While the increase in NDD spending allows leeway for appropriators to maintain level funding in the International Affairs account (150 account), final allocations, known as 302(b), for each spending bill, still need to be determined. With about one-third of the increase in NDD spending already targeted for specific programs, it doesn’t leave much left to be allocated to other accounts. Moreover, the budget deal includes a cut to the Overseas Contingency Operations (OCO) in the 150 account, meaning that our best hope for level funding for this account is to increase base spending. The 302(b) levels are expected tonight or Tuesday morning. Then appropriators will spend the next six weeks finalizing FY2018 spending bills, most likely wrapping all spending bills into an omnibus bill.

View GHC Appropriations Chart.

President’s FY19 Budget

The President’s FY19 Budget is expected to be released today. It’s unclear if a full budget or a “skinny” budget, with just topline numbers, will be made available. Justifications for the recommendations are not expected until spring. Similar to last year, we expect to see around a one-third cut to the International Affairs budget. GHC will release an analysis of the budget when it is available.

State Department Releases 6-month Review of Mexico City Policy

Last week the State Department released a review of the first six months of the implementation of the expansion of the Mexico City Policy (renamed to the Protecting Life in Global Health Assistance). With the review covering May-September 2016, and many awards, particularly within PEPFAR, not yet subjected to the policy, it wasn’t expected that anything more than a superficial analysis could be provided. The review cites that only four NGOs declined to comply with the policy, but over 500 prime recipients of U.S. funding have not yet had to determine compliance. The review primarily acknowledged the need for clarification on parts of the language dealing with financial support, training, and termination due to non-compliance.

The State Department committed to another review to be completed by December 15, 2018. GHC will continue to advocate with the State Department and other agencies for a thorough and transparent review in order to fully understand the impact of and how to mitigate harm from this expanded policy.

Read the Six Month Review.

Read GHC’s statement.

CDC Plans to Pull Back from 39 of 49 Country Posts

In January, the Wall Street Journal reported that CDC would downsize its programs in 39 of the 49 countries where CDC maintains an overseas presence to support global health security activities. The downsizing is in anticipation of the expiring five year Ebola supplemental package at the end of FY19. The remaining ten countries that the CDC plans to focus on are India, Thailand, Vietnam, Jordan, Kenya, Uganda, Liberia, Nigeria, Senegal and Guatemala. In response to this potential scale back, Global Health Council, the Global Health Security Consortium, Next Generation Global Health Security Network, and the Global Health Technologies Coalition sent a letter to HHS Secretary Alex Azar, and others in the administration, to share the concerns on the pending funding cliff and asked for an open dialogue with HHS to discuss how to move forward. Read the letter here. The letter was circulated on news platforms such as the Washington Post and CNN.
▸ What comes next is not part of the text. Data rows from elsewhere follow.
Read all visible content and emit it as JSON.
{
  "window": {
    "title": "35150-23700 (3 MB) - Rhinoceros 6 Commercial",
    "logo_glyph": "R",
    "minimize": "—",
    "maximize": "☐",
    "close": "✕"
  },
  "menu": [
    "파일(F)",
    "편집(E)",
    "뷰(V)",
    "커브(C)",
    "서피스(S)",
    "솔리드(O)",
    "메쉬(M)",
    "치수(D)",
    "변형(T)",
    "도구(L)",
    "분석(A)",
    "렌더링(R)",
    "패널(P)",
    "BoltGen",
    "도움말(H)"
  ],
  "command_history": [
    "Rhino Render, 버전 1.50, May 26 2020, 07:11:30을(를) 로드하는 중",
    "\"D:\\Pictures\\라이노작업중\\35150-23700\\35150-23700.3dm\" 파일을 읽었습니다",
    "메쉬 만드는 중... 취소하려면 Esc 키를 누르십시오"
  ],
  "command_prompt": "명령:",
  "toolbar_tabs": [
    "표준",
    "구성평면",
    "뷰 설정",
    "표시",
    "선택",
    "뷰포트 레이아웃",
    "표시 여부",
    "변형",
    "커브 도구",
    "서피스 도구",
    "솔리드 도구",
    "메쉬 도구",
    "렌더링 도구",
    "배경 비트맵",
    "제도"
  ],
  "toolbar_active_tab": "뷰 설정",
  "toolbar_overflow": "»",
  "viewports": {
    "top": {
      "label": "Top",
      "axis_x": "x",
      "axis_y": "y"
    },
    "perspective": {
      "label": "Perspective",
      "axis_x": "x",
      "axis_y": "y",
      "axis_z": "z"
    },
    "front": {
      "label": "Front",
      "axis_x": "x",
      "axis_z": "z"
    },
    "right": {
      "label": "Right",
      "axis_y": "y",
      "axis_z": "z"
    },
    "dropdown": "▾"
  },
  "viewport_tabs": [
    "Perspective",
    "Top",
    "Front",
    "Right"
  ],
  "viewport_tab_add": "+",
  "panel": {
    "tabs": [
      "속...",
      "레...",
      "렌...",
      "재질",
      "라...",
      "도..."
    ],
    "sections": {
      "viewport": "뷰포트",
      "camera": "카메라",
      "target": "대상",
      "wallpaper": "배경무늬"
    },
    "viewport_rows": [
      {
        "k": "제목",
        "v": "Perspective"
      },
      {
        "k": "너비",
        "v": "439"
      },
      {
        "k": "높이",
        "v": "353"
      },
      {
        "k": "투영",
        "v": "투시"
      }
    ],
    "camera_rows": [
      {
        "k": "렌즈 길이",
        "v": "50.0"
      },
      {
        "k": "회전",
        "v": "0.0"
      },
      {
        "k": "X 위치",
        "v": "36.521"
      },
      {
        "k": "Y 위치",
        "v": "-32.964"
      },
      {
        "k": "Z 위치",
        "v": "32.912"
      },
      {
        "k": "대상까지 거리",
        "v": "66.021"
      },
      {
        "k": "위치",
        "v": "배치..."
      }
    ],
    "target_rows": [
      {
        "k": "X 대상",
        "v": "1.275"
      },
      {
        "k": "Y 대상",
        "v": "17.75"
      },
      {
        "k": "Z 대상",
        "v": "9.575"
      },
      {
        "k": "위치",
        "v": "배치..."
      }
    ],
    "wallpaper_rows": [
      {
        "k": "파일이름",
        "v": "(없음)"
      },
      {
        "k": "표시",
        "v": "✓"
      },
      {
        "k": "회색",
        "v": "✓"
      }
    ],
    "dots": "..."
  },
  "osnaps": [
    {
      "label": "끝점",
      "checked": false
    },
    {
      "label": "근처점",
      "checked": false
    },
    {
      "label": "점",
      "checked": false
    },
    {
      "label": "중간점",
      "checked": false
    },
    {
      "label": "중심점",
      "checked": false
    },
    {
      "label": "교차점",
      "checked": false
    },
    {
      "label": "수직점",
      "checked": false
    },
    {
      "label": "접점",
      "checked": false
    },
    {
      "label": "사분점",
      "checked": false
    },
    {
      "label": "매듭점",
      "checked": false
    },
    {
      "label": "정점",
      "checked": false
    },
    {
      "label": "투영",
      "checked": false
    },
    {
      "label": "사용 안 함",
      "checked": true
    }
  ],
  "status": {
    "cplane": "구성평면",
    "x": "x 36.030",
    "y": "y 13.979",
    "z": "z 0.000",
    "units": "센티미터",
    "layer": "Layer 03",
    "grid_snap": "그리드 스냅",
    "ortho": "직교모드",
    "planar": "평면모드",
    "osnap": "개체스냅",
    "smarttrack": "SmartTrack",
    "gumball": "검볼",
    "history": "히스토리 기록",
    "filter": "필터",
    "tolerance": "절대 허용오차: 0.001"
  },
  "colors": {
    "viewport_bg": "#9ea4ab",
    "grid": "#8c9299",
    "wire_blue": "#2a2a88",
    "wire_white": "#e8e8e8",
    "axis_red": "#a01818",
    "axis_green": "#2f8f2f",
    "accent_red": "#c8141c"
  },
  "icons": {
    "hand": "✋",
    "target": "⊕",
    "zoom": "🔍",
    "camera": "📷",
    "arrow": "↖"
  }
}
Dr. Anne Schuchat Assumes Acting Director Role at CDC

Dr. Anne Schuchat will serve as acting director of CDC following the resignation of Dr. Brenda Fitzgerald at the end of January. Dr. Fitzgerald’s resignation came shortly after Politico published reports that exposed her investments in a tobacco company after she accepted the director’s position.